Exercise
Find every line of the listing below where "Detect" appears, and copy it.

### Extracted entries ###

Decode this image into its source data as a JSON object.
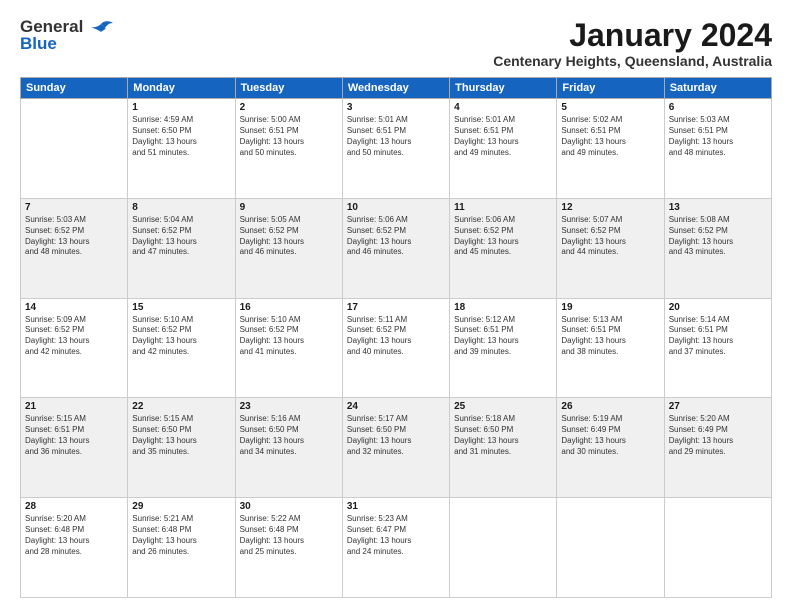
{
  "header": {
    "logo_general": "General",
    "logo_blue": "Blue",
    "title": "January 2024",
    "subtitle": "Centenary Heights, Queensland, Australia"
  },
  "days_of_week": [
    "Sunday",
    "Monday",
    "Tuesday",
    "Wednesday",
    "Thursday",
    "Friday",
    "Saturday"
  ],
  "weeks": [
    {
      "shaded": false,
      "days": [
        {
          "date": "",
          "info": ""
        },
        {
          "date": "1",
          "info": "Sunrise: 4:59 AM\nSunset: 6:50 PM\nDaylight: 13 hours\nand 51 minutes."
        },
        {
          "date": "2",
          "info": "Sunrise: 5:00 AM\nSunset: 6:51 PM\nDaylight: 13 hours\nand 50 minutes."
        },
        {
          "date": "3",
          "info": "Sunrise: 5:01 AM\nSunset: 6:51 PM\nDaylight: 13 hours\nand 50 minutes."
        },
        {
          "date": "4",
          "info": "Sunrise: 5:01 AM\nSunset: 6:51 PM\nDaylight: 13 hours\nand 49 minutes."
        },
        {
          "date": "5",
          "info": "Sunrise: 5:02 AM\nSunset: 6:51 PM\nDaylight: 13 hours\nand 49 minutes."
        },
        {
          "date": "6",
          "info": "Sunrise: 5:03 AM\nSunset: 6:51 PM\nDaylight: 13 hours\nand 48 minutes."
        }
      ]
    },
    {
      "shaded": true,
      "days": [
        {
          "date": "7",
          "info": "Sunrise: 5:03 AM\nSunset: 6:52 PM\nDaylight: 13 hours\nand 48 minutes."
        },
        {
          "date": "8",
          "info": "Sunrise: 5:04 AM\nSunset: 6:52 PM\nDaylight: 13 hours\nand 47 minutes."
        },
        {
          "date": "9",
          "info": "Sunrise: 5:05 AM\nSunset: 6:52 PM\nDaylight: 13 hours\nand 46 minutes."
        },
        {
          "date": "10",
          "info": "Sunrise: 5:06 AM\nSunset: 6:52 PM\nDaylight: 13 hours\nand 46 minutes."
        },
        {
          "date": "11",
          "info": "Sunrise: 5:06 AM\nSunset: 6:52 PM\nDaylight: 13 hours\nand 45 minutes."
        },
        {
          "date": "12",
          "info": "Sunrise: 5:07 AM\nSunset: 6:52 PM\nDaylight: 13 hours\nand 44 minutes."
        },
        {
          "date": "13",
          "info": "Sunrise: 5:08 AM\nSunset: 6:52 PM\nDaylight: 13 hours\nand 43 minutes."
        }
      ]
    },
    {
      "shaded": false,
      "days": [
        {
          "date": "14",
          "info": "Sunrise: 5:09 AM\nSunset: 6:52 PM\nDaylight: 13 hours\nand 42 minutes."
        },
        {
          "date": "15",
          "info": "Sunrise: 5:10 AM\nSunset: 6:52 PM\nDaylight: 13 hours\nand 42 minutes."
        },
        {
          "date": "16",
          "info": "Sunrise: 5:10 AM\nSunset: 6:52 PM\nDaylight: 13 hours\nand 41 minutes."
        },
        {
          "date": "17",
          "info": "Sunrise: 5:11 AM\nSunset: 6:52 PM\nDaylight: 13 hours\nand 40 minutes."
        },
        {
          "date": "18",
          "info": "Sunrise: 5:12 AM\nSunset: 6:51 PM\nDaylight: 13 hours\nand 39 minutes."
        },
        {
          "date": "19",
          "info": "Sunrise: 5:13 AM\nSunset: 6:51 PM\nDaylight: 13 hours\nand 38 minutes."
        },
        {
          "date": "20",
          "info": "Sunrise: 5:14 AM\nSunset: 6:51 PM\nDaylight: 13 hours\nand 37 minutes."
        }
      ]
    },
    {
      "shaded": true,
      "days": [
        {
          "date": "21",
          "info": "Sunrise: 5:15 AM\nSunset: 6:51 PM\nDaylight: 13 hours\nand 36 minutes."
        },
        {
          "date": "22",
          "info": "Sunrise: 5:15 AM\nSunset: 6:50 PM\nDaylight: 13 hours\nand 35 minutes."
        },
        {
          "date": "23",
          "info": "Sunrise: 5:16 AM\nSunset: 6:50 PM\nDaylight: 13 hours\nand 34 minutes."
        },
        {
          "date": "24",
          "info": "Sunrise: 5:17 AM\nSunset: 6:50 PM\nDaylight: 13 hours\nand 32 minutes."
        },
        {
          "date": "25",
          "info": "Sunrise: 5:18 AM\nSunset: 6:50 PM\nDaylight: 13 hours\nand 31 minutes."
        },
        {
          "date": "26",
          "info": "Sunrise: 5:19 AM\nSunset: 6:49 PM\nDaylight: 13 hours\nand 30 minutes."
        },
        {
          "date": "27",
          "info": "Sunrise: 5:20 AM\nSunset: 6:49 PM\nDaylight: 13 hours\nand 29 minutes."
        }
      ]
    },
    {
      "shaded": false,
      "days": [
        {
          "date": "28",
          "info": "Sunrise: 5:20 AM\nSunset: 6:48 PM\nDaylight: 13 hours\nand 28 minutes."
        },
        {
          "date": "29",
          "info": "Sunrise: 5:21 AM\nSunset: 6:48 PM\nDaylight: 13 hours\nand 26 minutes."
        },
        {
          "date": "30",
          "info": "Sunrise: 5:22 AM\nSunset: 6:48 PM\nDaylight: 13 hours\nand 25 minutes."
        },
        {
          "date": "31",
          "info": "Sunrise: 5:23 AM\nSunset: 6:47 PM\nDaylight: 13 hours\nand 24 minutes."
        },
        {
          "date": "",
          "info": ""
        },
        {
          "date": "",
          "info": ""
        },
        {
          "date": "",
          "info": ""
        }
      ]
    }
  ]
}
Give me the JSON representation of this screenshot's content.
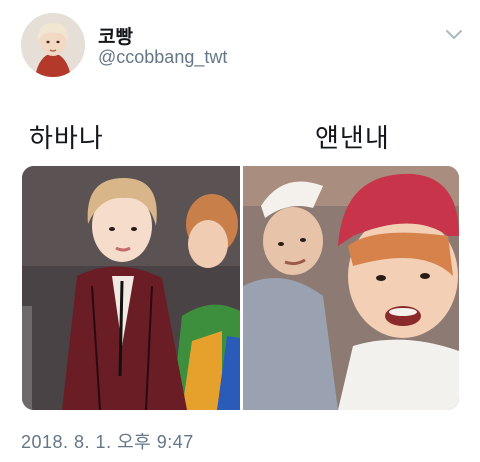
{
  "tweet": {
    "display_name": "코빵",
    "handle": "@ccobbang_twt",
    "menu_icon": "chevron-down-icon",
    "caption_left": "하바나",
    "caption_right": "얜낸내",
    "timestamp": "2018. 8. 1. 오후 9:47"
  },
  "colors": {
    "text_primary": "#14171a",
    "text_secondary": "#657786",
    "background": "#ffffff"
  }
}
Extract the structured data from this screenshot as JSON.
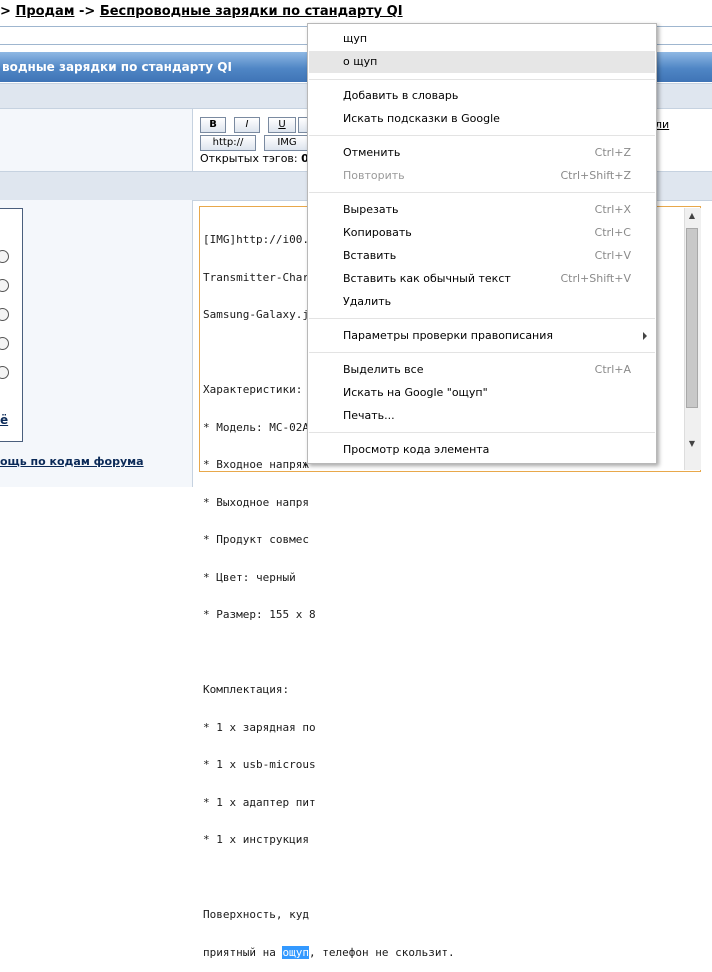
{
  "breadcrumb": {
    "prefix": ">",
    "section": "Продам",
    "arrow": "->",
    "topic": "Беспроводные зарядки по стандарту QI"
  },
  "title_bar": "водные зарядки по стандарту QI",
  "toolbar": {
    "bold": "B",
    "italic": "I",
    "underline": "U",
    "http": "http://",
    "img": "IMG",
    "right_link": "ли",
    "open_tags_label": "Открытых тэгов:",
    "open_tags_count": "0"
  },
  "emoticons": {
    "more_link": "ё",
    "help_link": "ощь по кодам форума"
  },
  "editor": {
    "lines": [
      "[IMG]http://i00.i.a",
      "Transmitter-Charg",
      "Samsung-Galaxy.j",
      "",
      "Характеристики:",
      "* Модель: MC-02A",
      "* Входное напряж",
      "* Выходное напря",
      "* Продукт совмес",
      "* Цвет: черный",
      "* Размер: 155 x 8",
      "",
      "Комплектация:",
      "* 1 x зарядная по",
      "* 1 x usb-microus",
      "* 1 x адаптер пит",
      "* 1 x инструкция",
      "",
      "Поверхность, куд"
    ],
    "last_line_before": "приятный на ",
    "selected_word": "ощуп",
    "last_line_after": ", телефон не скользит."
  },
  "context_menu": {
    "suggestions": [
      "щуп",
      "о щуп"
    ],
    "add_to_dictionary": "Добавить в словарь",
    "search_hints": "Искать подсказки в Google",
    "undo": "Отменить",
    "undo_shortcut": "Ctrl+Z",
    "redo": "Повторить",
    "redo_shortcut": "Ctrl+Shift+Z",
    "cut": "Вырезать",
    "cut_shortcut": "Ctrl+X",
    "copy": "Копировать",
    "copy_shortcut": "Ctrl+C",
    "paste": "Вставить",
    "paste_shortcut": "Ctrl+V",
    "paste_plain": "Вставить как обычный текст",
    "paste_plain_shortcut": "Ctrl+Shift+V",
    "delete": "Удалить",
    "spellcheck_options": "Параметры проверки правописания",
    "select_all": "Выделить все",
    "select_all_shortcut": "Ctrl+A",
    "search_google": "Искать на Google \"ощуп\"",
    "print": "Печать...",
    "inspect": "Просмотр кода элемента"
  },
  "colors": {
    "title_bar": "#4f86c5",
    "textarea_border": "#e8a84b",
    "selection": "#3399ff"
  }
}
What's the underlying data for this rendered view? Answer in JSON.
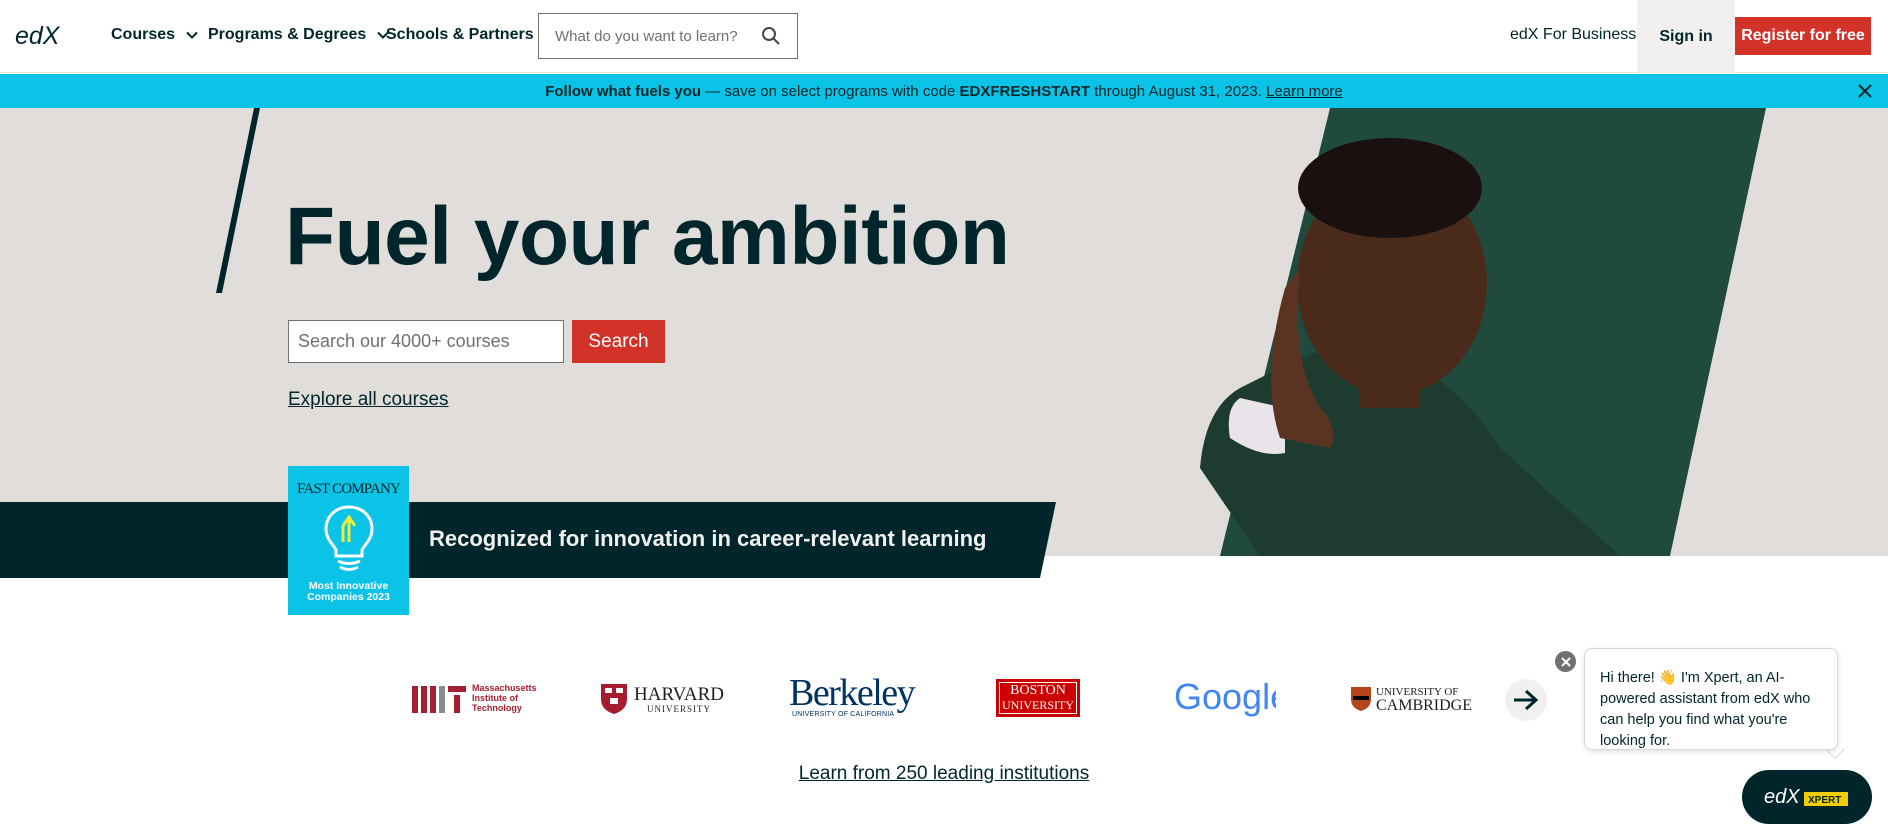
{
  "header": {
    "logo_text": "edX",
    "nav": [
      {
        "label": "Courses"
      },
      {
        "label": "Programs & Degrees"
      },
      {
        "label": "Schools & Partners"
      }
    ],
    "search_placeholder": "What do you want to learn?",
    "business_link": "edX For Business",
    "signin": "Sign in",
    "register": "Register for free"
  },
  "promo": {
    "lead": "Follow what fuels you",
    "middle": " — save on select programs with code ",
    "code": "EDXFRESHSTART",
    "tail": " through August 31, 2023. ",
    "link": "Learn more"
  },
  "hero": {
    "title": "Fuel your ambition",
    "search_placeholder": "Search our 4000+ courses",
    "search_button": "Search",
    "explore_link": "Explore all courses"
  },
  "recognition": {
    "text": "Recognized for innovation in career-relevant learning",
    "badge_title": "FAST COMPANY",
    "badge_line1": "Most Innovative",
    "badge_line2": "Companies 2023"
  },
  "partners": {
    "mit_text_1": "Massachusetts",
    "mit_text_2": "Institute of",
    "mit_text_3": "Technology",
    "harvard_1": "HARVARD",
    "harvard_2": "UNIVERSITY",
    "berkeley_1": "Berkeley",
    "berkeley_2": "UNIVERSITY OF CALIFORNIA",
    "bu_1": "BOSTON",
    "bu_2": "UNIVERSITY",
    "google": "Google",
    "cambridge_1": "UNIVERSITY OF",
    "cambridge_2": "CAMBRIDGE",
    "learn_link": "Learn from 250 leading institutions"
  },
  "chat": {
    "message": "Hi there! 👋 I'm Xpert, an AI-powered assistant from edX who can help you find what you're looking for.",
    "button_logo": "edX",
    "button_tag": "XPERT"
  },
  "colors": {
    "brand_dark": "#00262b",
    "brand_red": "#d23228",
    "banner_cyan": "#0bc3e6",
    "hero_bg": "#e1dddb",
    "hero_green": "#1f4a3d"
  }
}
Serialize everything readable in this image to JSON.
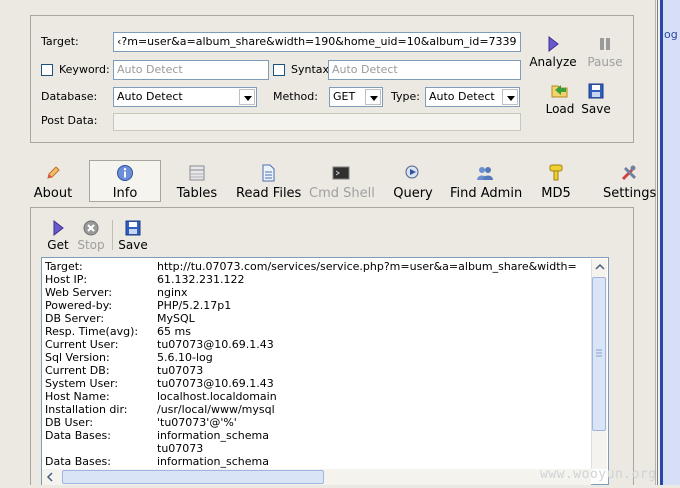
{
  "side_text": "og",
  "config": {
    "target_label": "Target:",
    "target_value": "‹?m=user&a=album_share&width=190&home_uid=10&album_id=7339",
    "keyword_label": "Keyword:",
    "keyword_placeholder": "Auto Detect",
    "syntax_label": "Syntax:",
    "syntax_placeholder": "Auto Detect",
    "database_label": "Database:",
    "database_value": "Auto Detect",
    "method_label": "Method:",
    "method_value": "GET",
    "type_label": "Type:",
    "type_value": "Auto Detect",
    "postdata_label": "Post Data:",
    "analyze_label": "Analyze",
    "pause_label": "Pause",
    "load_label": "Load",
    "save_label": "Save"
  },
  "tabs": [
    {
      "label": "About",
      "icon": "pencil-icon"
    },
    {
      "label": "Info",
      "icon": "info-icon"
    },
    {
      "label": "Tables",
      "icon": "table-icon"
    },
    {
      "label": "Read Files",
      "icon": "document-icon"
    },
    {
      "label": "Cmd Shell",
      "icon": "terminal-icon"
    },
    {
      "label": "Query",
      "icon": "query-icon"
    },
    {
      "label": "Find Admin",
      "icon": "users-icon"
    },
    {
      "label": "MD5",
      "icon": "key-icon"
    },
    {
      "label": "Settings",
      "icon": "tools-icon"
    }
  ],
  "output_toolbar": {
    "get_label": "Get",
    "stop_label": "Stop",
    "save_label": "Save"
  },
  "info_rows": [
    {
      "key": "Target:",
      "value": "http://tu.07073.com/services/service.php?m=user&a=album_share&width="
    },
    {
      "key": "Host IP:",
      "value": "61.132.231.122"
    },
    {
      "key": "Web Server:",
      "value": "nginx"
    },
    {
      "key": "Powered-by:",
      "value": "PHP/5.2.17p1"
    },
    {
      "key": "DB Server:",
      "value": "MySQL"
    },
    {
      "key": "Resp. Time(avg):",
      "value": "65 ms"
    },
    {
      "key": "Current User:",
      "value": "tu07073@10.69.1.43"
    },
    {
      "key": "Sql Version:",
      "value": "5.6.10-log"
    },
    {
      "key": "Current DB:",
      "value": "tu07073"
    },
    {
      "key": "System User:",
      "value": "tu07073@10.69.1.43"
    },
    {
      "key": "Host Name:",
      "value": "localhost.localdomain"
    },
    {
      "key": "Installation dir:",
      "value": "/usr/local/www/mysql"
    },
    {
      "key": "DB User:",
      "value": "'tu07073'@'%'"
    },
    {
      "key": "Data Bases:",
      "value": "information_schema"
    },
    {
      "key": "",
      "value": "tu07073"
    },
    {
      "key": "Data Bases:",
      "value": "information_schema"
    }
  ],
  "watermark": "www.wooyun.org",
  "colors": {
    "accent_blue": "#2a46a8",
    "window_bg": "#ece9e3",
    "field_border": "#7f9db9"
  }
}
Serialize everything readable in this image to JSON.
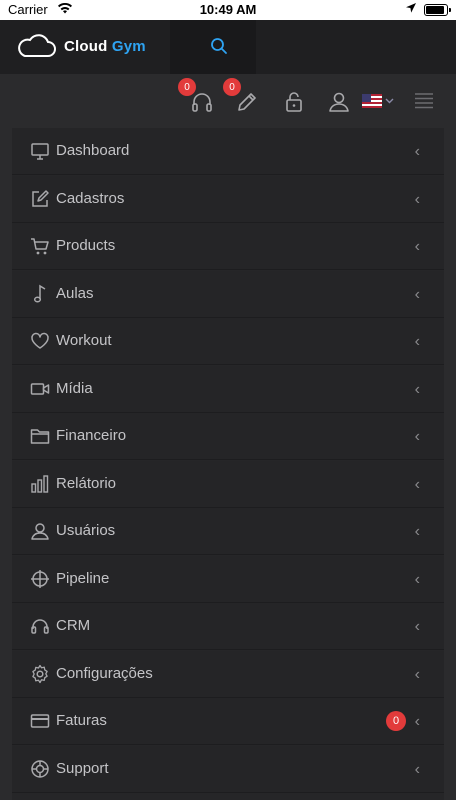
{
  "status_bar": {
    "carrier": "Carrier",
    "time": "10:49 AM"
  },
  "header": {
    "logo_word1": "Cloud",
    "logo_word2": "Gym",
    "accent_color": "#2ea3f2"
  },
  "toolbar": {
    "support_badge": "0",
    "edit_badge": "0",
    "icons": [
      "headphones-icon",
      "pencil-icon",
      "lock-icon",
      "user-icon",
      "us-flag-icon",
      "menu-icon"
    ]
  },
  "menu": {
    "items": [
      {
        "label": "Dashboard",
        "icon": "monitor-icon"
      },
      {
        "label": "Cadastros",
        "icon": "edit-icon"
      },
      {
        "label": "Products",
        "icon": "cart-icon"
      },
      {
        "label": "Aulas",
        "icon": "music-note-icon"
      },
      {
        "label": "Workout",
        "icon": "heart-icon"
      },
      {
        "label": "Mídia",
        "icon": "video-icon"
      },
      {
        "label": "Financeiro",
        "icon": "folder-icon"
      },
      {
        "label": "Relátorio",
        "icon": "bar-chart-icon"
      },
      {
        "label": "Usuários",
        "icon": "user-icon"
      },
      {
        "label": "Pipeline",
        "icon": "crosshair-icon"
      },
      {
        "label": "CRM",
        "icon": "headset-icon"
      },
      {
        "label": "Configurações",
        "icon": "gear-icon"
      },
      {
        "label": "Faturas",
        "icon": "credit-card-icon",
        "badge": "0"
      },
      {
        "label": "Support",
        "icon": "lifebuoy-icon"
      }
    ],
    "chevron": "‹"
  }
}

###

Result
    "keyword_placeholder": "Auto Detect",
    "syntax_placeholder": "Auto Detect",
    "database_value": "Auto Detect",
    "type_value": "Auto Detect",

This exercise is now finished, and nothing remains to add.